Yes, it's true...i can't seem make a decent batch of mashed potatoes!
My problem isn't what you might be thinking....
My mashed potatoes come out perfect on the first day.
It's the leftovers that I occasionally seem to have the problem with. In the
past I've made huge quantities (approx 4qts at a time) with the intention of
having lots of yummy leftovers for quick snacks. However, I sometimes find that
the remaining mashed potatoes have gone completely sour. Really bummed me out
to have to toss huge amounts away!
As I said this only happens on occasion, and I can't figure out what I'm doing
differently. I'm careful to refrigerate the leftovers as soon as possible and
judging from the recipes I've seen, I'm not using any unusual ingredients -
idaho potatoes, salted butter, heavy cream, salt, paprika, sometimes I'll throw
in grated cheese. The ingredients I do use are all fresh (usually bought that
day). One thing I've noticed (that I do not currently do) is that some recipes
call for the milk or cream to be heated before mixing into the potatoes - but
not all recipes specify this extra step.
I don't usually wait for the butter and cream to reach room temperature before
I use them - could that lead to the spoiling?
Should mashed potatoes be allowed to cool to room temperature before placing
them in a refrigerator? Does anyone know something obscure about heavy cream
and paprika that I'm unaware of?
please help me find a clue!

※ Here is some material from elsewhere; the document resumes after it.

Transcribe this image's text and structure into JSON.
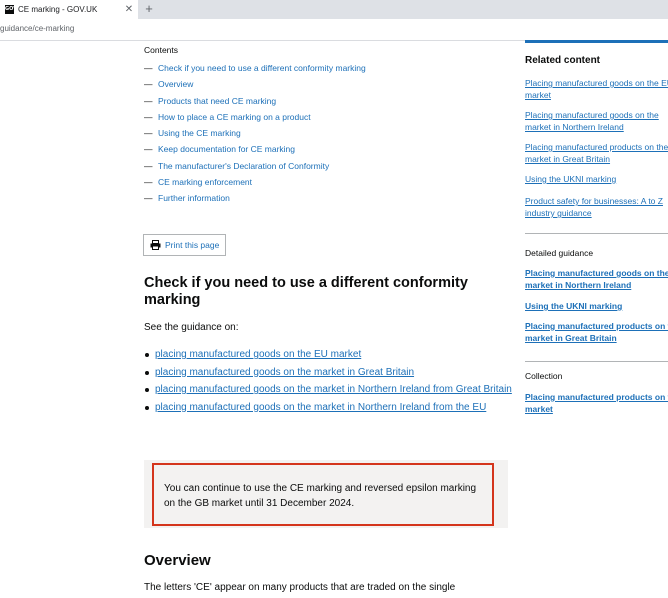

From: Robert Keereweer <au517[at]chebucto.ns.ca>
Date: Mon, 1 Mar 1999 00:30:35 -0400
I would suggest to let them cool to room temperature before
refigeration, so that the center of the mass does not stay at the danger
zone, or temperature for an extended period of time.
From: totototo+rcfdck[at]mail.pacificcoast.net (Rodger Whitlock)
Date: Tue, 02 Mar 1999 03:08:40 GMT
Robert Keereweer wrote:
> I would suggest to let them cool to room temperature before
>refigeration, so that the center of the mass does not stay at the danger
>zone, or temperature for an extended period of time.
No; they will chill faster the sooner they go into the fridge. What
you *can* do to spead up chilling is spread the food out in a thinnish
layer. You can always pack it together once it's cold.
Even the center.
Going back to the original question, it might interest r.f.c.ers that
there's been a lively thread in sci.chem about someone getting food
poisoning after eating a reheated mushroom rissole. When I read in the
description of the sour mashed potatoes "heavy cream" it rang a bell.
The bad rissole also had cream in it.
Is there something about cream + (rice or spuds) that lends itself to
fast bacterial growth?
From: Kaari Jae <kaari[at]hem1.passagen.se>
Date: 2 Mar 1999 05:50:30 GMT
Rodger Whitlock wrote:
> Is there something about cream + (rice or spuds) that lends itself to
> fast bacterial growth?
Wouldn't know anything about what cream might do to spoil mashed
potatoes. Don't actually think it contains anything that could spoil the
potatoes. BUT, what does spoil potatoes fast is to keep them warm i.e.
keep them in a sort of ready to eat temperature for a few hours after
But whatever else it is that causes the fast way to spoilage, it could
also be the potatoes themselves. There is a Finnish Potato casserole
that is made of mashed potatoes mixed with some flour, left on the
countertop to ferment which gives the potato casserole a sweet taste
(contrary what one would think). So I would think that if this
fermentation process is combined with other "food cultures" like cream
or milk or butter that have been around a while in room temperature, the
mashed potatoes could end up bad instead of fermenting.
From: cjfuller[at]mindspring.com (Cindy J. Fuller)
Date: Tue, 02 Mar 1999 07:33:41 -0500
Rodger Whitlock wrote:
>Is there something about cream + (rice or spuds) that lends itself to
>fast bacterial growth?
Bacteria and other bugs thrive in foods with relatively neutral pH, some
carbohydrates for energy, and protein. Mashed potatoes with cream would
fit the bill perfectly. It's also possible that some of the fat added to
the potatoes (butter or margarine, cream) is going rancid.
I don't usually make up more mashed potatoes than we'll eat at one time or
on the following day. To me, they just don't have the same taste and
texture after sitting in the fridge for a time.
From: jlr54[at]pipeline.com (Julia)
Date: Wed, 03 Mar 1999 09:16:51 GMT
could always be something other than your ingredients causing it to
sour. Cutting board, wooden spoon? Are you storing it in the same type
container each time?